After all, he only really specified that his strong feelings towards Standard Written English were aimed towards work and school. Places that it seems necessary for formal tones. All across the globe people speak different forms of English. They are all different, yet none of them are deemed wrong. Thats because they are different version of spoken English, and spoken English is much more diverse and unstandardized, because it existed for so long before writing was even invented. I have family in Alabama and they have quite a lot of phrases that arent by standard rule correct grammar. However, it is part of their culture, and their regional dialect dictates that this is something acceptable to use, and it is part of their culture. For example they use the word Coke to apply to all sodas, not just coke itself. The phrase fixing to, or more accurately pronounced at fixin to, is a grammatically strange phrase. It means doing something, or about to do something, so they say phrases like Im fixin to go to the pool. This really makes no sense, but because it is standard language for them, it isnt deemed unworthy of their speech. Spoken language has a lot more leniency with what can be said, and Im glad this idea is slowly being introduced into writing. Writing so far is so very formal, and its great that through technology like texting that a more informal, speech-like version of writing is up and coming. With all that said, I do think Wallace was correct in suggesting that Standard Written English is a necessity for everyone to use at school, and likewise places like work and formal places deemed necessary. It isnt required all the time, yet when the occasion calls for it, one must be able to know how to write in this formal English manner. People have to know how to write this way, because the professional world wont take any sloppy sounding language, and it wont be taken seriously. In order to succeed in the professional world, one needs to be taught how to write this way, which is in school. The best way to teach it is to standardize it in school,

and have students always write in this form, so that there is no mistake about when and where to write in this manner. If a student were writing an essay on an important subject matter, like a court case, it would be ridiculous for them to write in in a casual tone as if they were speaking to a friend. Any argument or opinion they would put into the paper would sound unaccountable, as they would sound like they didnt take the issue seriously, and in return they would sound as if they were taking the situation as a joke. Any time someone would write like this in a professional situation would be rude to whomever they were writing to, as well as whatever the subject matter that they would be writing about.
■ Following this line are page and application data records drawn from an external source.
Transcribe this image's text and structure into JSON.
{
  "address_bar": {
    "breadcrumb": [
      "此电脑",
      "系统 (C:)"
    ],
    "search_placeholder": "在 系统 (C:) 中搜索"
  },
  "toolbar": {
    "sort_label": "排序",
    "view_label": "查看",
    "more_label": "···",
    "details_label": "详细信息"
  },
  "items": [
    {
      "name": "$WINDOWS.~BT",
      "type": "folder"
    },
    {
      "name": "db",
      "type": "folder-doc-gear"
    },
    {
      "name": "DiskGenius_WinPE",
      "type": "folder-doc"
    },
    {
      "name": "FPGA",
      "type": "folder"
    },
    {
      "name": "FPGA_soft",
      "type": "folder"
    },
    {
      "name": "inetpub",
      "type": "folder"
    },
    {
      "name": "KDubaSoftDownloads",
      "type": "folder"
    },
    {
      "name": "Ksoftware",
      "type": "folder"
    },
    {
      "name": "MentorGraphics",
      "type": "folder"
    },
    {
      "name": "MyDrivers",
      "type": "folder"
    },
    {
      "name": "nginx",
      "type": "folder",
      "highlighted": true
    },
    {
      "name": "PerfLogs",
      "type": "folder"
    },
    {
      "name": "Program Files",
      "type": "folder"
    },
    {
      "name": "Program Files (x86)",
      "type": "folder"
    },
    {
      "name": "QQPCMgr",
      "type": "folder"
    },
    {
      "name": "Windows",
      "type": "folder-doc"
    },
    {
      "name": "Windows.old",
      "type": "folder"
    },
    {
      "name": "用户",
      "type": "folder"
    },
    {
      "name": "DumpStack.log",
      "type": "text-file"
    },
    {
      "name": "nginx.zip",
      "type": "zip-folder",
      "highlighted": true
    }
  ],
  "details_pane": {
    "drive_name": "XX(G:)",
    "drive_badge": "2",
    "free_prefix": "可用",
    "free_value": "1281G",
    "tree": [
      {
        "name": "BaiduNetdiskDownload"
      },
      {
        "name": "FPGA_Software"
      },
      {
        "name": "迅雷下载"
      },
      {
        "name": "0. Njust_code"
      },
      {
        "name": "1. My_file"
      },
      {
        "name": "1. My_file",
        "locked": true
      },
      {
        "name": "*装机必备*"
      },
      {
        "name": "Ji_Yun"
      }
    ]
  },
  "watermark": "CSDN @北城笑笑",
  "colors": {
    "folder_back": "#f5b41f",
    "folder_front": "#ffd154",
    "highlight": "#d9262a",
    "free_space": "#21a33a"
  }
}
In conclusion, there isnt a clear yes and no when regarding the issue of Standard Written English versus more informal versions of English. It is definitely acceptable to use other versions, as long as one knows when you them, and when they need to use Standard Written English. Both are perfectly acceptable, but know the boundaries of acceptable language.

Works Cited Fisher, Ken. "LOL, Texting, and Txt-speak: Linguistic Miracles." Ars Technica. 28 Feb. 2013. Web. 19 Sept. 2013.